What lines in the records include the string "this"? Return each one.

——————

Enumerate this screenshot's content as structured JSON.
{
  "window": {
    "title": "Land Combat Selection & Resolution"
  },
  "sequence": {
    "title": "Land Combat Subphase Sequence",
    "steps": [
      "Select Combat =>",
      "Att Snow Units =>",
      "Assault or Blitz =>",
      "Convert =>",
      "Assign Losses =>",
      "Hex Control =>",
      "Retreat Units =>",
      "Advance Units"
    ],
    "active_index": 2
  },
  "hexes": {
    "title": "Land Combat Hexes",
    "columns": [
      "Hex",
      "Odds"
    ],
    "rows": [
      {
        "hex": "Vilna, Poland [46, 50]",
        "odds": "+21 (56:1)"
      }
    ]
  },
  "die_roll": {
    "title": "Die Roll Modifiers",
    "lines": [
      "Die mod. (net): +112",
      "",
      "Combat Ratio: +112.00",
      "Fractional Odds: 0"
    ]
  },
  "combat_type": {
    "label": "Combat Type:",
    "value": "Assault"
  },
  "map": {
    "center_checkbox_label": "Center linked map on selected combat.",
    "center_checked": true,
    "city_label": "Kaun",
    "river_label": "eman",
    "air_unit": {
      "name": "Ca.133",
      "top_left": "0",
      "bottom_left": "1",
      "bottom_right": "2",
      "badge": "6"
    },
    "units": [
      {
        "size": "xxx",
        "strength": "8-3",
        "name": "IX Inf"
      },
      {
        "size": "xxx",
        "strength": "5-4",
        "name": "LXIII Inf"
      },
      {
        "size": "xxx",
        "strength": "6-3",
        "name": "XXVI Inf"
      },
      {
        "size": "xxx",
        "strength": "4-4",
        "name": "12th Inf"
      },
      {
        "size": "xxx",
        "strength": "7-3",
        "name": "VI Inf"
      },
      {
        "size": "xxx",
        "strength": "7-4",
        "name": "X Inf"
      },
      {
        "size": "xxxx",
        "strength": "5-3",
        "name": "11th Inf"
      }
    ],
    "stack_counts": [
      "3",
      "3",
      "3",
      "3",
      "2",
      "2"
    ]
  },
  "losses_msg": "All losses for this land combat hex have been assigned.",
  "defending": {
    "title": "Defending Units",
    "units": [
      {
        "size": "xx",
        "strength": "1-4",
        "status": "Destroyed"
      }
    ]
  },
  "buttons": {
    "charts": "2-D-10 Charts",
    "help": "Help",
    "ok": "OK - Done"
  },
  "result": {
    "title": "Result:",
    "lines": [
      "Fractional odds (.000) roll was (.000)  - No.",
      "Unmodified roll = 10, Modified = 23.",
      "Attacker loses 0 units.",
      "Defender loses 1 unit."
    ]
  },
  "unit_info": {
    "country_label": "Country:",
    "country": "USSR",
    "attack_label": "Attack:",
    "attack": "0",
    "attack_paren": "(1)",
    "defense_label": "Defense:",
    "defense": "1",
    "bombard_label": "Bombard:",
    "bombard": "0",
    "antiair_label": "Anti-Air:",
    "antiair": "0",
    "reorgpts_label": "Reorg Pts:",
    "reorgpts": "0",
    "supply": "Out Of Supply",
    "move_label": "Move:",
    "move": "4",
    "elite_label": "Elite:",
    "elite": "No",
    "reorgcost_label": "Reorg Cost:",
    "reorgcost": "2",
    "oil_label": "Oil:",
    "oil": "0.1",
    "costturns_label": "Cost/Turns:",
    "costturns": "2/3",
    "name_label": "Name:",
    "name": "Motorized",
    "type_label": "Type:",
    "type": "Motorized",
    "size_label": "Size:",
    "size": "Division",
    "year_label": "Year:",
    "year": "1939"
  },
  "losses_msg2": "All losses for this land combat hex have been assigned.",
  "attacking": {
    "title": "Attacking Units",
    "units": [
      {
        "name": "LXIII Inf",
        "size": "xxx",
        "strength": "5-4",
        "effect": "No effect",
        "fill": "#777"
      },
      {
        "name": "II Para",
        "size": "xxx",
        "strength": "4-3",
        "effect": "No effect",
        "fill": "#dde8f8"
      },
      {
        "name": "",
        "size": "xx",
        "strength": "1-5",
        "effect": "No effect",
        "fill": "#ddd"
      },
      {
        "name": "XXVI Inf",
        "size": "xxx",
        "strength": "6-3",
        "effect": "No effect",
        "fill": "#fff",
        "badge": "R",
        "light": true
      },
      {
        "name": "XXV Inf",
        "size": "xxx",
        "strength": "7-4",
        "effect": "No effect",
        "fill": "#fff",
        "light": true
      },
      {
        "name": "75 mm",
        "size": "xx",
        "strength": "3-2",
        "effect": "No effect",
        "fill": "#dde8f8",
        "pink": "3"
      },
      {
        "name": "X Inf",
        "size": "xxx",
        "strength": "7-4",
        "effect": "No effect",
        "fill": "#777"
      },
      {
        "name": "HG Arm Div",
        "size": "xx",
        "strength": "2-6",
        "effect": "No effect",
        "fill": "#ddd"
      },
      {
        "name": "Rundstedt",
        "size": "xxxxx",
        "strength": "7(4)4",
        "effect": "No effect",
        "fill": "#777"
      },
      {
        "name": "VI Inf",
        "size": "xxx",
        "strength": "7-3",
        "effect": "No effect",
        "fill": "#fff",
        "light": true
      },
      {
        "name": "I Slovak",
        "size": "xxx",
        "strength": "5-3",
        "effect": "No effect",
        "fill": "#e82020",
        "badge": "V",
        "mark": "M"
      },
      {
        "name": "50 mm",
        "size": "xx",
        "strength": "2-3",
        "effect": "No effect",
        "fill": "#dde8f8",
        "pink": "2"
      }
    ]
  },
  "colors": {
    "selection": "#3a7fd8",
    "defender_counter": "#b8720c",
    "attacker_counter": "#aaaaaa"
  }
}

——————

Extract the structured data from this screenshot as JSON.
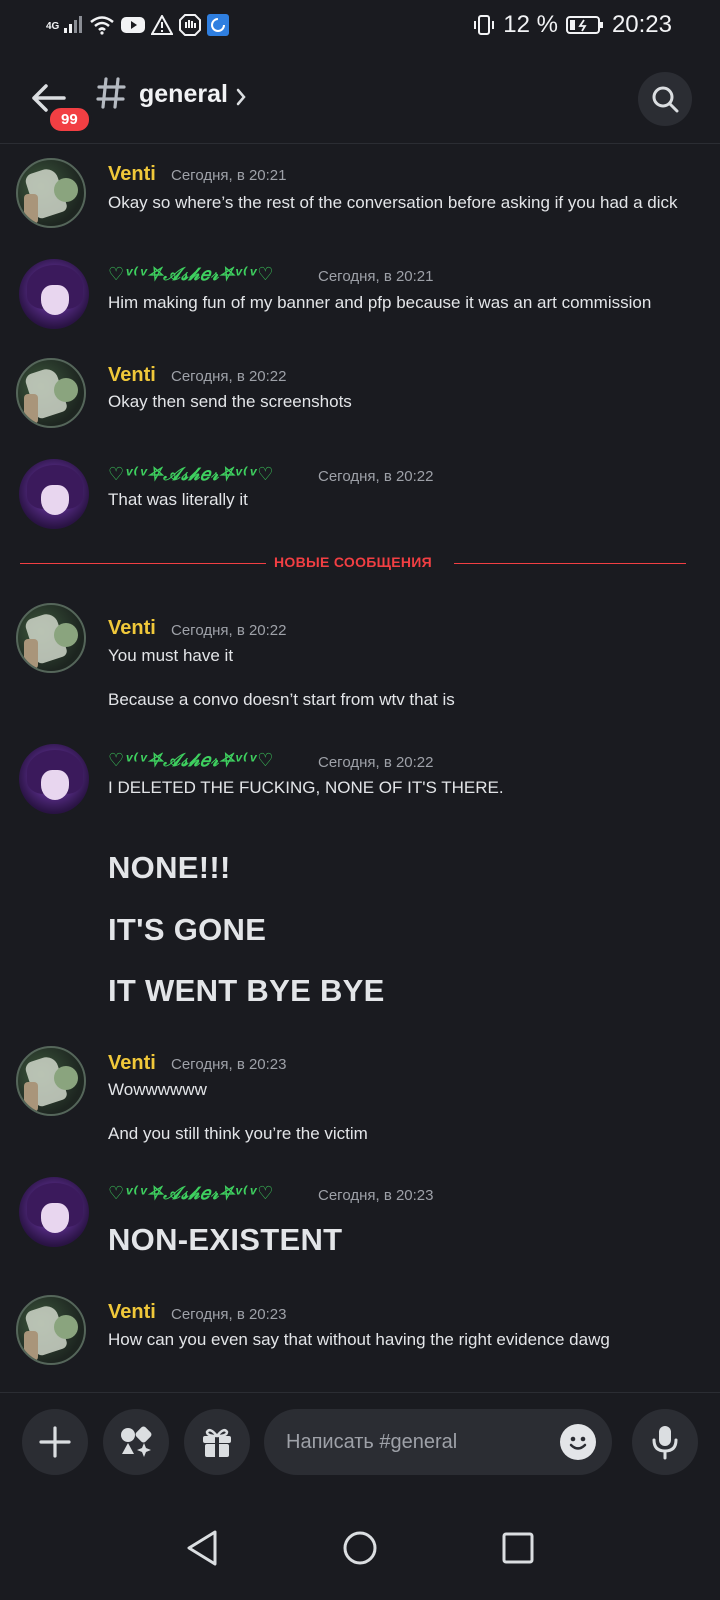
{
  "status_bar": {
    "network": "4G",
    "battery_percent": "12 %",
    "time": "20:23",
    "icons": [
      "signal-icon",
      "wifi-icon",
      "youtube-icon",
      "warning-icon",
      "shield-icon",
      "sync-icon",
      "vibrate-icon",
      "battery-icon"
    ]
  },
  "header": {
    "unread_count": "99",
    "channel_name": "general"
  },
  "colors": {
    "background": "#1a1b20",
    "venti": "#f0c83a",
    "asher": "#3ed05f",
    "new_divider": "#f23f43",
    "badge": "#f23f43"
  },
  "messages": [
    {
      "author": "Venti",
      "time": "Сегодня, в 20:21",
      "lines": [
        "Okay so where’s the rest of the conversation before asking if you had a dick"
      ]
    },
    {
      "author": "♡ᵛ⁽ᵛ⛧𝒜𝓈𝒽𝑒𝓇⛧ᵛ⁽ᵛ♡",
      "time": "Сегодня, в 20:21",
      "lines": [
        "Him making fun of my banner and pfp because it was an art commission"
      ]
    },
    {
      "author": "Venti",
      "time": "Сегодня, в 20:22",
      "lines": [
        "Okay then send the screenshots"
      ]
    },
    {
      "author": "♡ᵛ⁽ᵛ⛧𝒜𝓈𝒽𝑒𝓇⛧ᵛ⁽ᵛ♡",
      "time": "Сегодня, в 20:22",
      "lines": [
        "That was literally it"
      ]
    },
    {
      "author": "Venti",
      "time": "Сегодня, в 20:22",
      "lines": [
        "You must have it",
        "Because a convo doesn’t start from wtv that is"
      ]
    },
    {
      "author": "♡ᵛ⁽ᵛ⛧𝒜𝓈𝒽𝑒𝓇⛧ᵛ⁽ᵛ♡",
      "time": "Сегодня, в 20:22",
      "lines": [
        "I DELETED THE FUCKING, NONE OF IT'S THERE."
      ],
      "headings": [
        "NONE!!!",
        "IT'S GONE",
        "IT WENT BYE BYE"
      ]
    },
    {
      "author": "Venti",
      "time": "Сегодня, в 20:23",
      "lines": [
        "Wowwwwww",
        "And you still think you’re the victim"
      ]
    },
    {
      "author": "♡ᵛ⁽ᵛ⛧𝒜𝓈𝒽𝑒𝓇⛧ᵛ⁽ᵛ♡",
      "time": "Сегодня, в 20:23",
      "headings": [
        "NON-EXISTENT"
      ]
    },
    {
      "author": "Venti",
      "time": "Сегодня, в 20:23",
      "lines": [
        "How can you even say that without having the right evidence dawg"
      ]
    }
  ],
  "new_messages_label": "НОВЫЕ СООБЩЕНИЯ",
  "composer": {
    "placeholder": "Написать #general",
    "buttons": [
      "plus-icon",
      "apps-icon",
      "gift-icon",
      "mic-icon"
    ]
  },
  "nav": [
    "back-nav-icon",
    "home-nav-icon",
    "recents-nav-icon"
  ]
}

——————

§ **Response below**
Enumerate this screenshot's content as structured JSON.
  "losses_msg": "All losses for this land combat hex have been assigned.",
  "losses_msg2": "All losses for this land combat hex have been assigned.",
Extract the structured data from this screenshot as JSON.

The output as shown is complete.